### Work request
Find every line of the records that has "than" and return it.

_ _ _

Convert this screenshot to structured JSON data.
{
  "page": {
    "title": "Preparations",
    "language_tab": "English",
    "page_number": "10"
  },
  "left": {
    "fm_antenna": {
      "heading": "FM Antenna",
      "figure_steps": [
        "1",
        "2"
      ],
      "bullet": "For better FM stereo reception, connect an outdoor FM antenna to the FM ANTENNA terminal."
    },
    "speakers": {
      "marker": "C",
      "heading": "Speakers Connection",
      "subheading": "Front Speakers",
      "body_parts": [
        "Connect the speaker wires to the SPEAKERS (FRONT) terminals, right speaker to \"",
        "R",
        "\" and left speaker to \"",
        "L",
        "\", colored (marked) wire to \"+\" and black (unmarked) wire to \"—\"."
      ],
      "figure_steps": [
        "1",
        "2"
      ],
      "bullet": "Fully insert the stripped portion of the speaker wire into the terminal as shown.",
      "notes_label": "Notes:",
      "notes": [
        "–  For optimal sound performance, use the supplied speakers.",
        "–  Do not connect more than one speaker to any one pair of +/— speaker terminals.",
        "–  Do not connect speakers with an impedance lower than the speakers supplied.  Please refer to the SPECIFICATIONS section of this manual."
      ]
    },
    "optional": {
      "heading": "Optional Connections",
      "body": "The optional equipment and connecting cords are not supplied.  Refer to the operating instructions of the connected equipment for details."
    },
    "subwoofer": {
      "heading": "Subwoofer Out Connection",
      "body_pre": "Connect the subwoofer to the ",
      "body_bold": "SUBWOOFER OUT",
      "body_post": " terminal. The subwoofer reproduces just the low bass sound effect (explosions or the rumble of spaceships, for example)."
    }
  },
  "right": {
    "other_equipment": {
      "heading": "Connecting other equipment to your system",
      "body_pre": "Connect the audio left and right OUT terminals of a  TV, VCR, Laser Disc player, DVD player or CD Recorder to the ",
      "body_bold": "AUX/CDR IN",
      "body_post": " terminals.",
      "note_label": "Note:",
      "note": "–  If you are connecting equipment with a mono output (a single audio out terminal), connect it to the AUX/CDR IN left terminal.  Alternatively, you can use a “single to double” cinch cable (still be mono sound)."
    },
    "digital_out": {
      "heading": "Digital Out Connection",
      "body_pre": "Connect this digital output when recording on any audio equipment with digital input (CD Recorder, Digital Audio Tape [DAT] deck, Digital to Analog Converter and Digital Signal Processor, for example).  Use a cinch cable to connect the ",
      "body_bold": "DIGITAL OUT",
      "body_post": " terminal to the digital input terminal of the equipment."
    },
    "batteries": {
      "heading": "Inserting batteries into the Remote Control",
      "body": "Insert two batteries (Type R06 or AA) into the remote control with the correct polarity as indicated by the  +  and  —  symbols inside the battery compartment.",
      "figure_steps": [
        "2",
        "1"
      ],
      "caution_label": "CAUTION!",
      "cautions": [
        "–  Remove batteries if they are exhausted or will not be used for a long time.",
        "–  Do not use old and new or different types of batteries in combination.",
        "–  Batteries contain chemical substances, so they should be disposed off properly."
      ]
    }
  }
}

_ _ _

### Answer box
        "–  Do not connect more than one speaker to any one pair of +/— speaker terminals.",
        "–  Do not connect speakers with an impedance lower than the speakers supplied.  Please refer to the SPECIFICATIONS section of this manual."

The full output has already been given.